It began as a small protest over increased bus fares to help pay for preparations for the 2014 World Cup. But by Thursday night the unrest had spread throughout the nation, as Brazilians in several cities — estimated to total more than a million people — took to the streets with a variety of grievances.
In Rio de Janiero, host site of the upcoming World Cup and 2016 Olympics, 300,000 swarmed the streets, with some battling police. Violence also broke out in at least four other cities, and one teenager was killed in Sao Paulo — not by police, but by a driver who plowed into a group of protesters when he couldn’t move his car. That’s all this thing needed — road rage.
The great majority of the protesters were peaceful, but the question remains: is Brazil too volatile for the world’s two biggest sporting events? Rubber bullets, tear gas and street chaos are not exactly tourism enhancers. Nor is the scene below.
Some say, however, that this is the purge that Brazil needed. Better now, at the beginning of the Confederations Cup, than next year at the World Cup.
“I think we desperately need this, that we’ve been needing this for a very, very long time,” said Paulo Roberto Rodrigues da Cunha, a 63-year-old clothing store salesman in Rio.
Despite the energy on the street, many protesters said they were unsure how the movement would win real political concessions. People in the protests have held up signs asking for everything from education reforms to free bus fares while denouncing the billions of public dollars spent on stadiums in advance of the World Cup and the Olympics.
“We pay a lot of money in taxes, for electricity, for services, and we want to know where that money is,” said Italo Santos, a 25-year old student who joined a rally by 5,000 protesters at Salvador’s Campo Grand Square.
Still, Brazilian authorities insist that the World Cup and the Olympics will be safe.
The group responsible for planning the Olympics, Rio 2016, has emphasized that security is a top priority, and has expressed full confidence in hosting a safe event, a point echoed by government officials at various levels.
That vote of confidence is largely justified, said Tim Vickery, World Soccer Magazine’s South American correspondent, because authorities here have lots of experience dealing with mass events, such as Rio’s Carnival every year.

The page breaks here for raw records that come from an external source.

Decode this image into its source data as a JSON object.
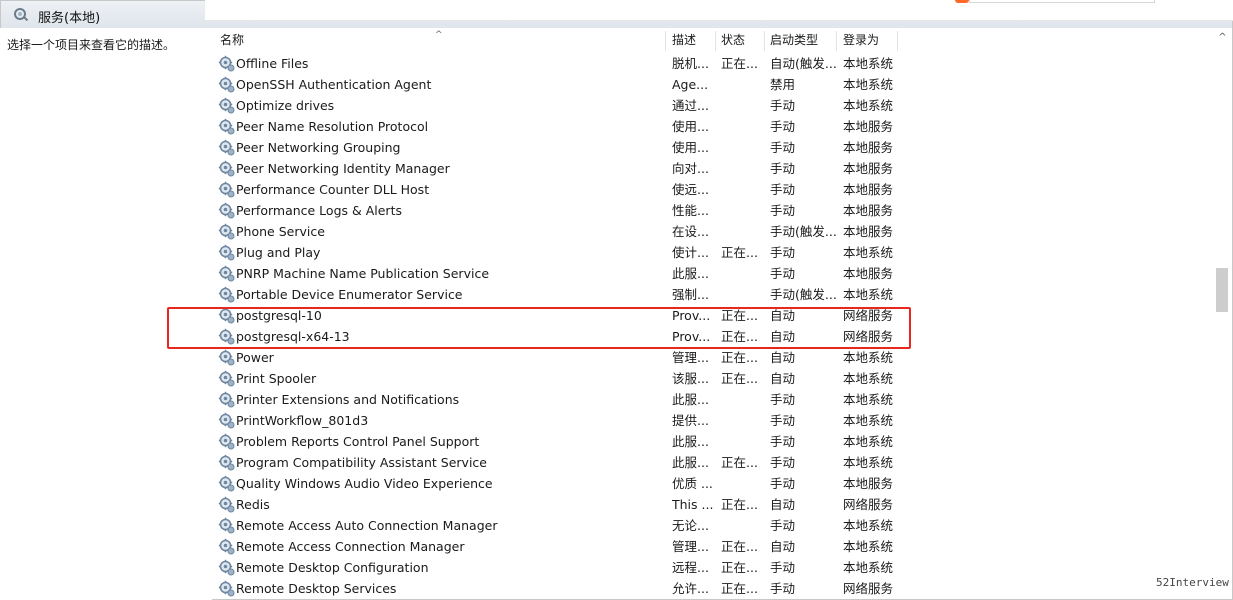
{
  "window": {
    "title": "服务(本地)"
  },
  "left_pane": {
    "description": "选择一个项目来查看它的描述。"
  },
  "columns": {
    "name": "名称",
    "description": "描述",
    "status": "状态",
    "startup_type": "启动类型",
    "logon_as": "登录为"
  },
  "services": [
    {
      "name": "Offline Files",
      "description": "脱机...",
      "status": "正在...",
      "startup_type": "自动(触发...",
      "logon_as": "本地系统"
    },
    {
      "name": "OpenSSH Authentication Agent",
      "description": "Age...",
      "status": "",
      "startup_type": "禁用",
      "logon_as": "本地系统"
    },
    {
      "name": "Optimize drives",
      "description": "通过...",
      "status": "",
      "startup_type": "手动",
      "logon_as": "本地系统"
    },
    {
      "name": "Peer Name Resolution Protocol",
      "description": "使用...",
      "status": "",
      "startup_type": "手动",
      "logon_as": "本地服务"
    },
    {
      "name": "Peer Networking Grouping",
      "description": "使用...",
      "status": "",
      "startup_type": "手动",
      "logon_as": "本地服务"
    },
    {
      "name": "Peer Networking Identity Manager",
      "description": "向对...",
      "status": "",
      "startup_type": "手动",
      "logon_as": "本地服务"
    },
    {
      "name": "Performance Counter DLL Host",
      "description": "使远...",
      "status": "",
      "startup_type": "手动",
      "logon_as": "本地服务"
    },
    {
      "name": "Performance Logs & Alerts",
      "description": "性能...",
      "status": "",
      "startup_type": "手动",
      "logon_as": "本地服务"
    },
    {
      "name": "Phone Service",
      "description": "在设...",
      "status": "",
      "startup_type": "手动(触发...",
      "logon_as": "本地服务"
    },
    {
      "name": "Plug and Play",
      "description": "使计...",
      "status": "正在...",
      "startup_type": "手动",
      "logon_as": "本地系统"
    },
    {
      "name": "PNRP Machine Name Publication Service",
      "description": "此服...",
      "status": "",
      "startup_type": "手动",
      "logon_as": "本地服务"
    },
    {
      "name": "Portable Device Enumerator Service",
      "description": "强制...",
      "status": "",
      "startup_type": "手动(触发...",
      "logon_as": "本地系统"
    },
    {
      "name": "postgresql-10",
      "description": "Prov...",
      "status": "正在...",
      "startup_type": "自动",
      "logon_as": "网络服务"
    },
    {
      "name": "postgresql-x64-13",
      "description": "Prov...",
      "status": "正在...",
      "startup_type": "自动",
      "logon_as": "网络服务"
    },
    {
      "name": "Power",
      "description": "管理...",
      "status": "正在...",
      "startup_type": "自动",
      "logon_as": "本地系统"
    },
    {
      "name": "Print Spooler",
      "description": "该服...",
      "status": "正在...",
      "startup_type": "自动",
      "logon_as": "本地系统"
    },
    {
      "name": "Printer Extensions and Notifications",
      "description": "此服...",
      "status": "",
      "startup_type": "手动",
      "logon_as": "本地系统"
    },
    {
      "name": "PrintWorkflow_801d3",
      "description": "提供...",
      "status": "",
      "startup_type": "手动",
      "logon_as": "本地系统"
    },
    {
      "name": "Problem Reports Control Panel Support",
      "description": "此服...",
      "status": "",
      "startup_type": "手动",
      "logon_as": "本地系统"
    },
    {
      "name": "Program Compatibility Assistant Service",
      "description": "此服...",
      "status": "正在...",
      "startup_type": "手动",
      "logon_as": "本地系统"
    },
    {
      "name": "Quality Windows Audio Video Experience",
      "description": "优质 ...",
      "status": "",
      "startup_type": "手动",
      "logon_as": "本地服务"
    },
    {
      "name": "Redis",
      "description": "This ...",
      "status": "正在...",
      "startup_type": "自动",
      "logon_as": "网络服务"
    },
    {
      "name": "Remote Access Auto Connection Manager",
      "description": "无论...",
      "status": "",
      "startup_type": "手动",
      "logon_as": "本地系统"
    },
    {
      "name": "Remote Access Connection Manager",
      "description": "管理...",
      "status": "正在...",
      "startup_type": "自动",
      "logon_as": "本地系统"
    },
    {
      "name": "Remote Desktop Configuration",
      "description": "远程...",
      "status": "正在...",
      "startup_type": "手动",
      "logon_as": "本地系统"
    },
    {
      "name": "Remote Desktop Services",
      "description": "允许...",
      "status": "正在...",
      "startup_type": "手动",
      "logon_as": "网络服务"
    }
  ],
  "watermark": "52Interview",
  "colors": {
    "highlight": "#e8271f",
    "header_bg": "#ffffff",
    "title_bar": "#dfe5ec"
  },
  "icons": {
    "title": "services-gear-icon",
    "row": "service-gear-icon"
  }
}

“They know the vulnerable points in their city, it’s a huge show of strength on the streets. But the level of sophistication needed to combat a terrorist threat, that’s something that they’re not particularly used to,” Vickery said.

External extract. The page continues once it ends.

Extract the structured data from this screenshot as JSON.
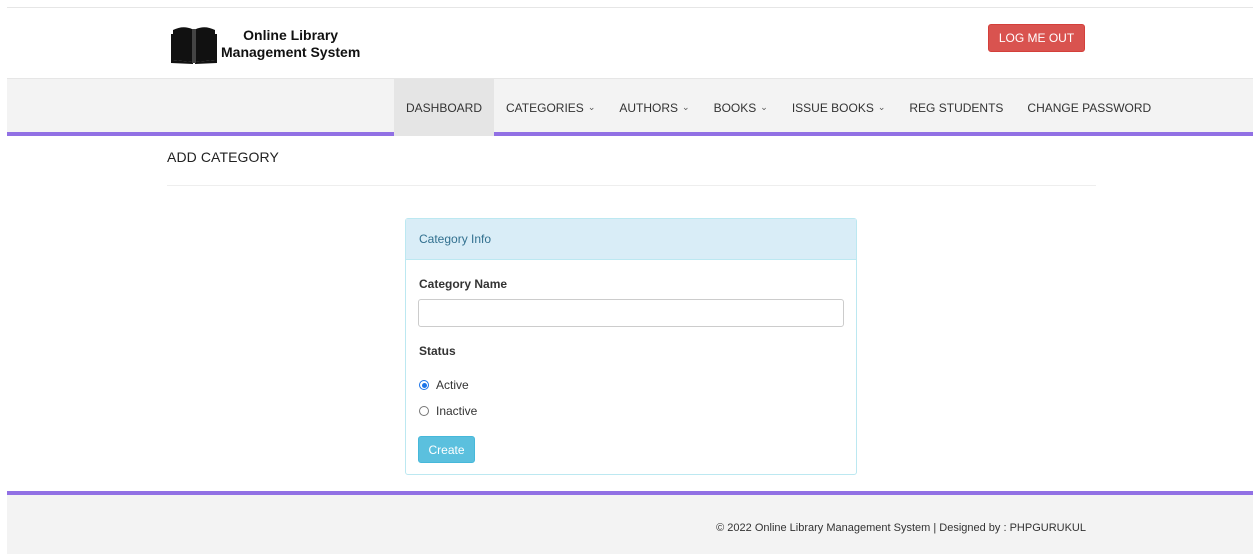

This time, however, there seems to be something different in the air. It looks like a storm is coming, and it transcends sports. It’s anyone’s guess if the government is really going to be prepared.
Photos: Demotix, Associated Press.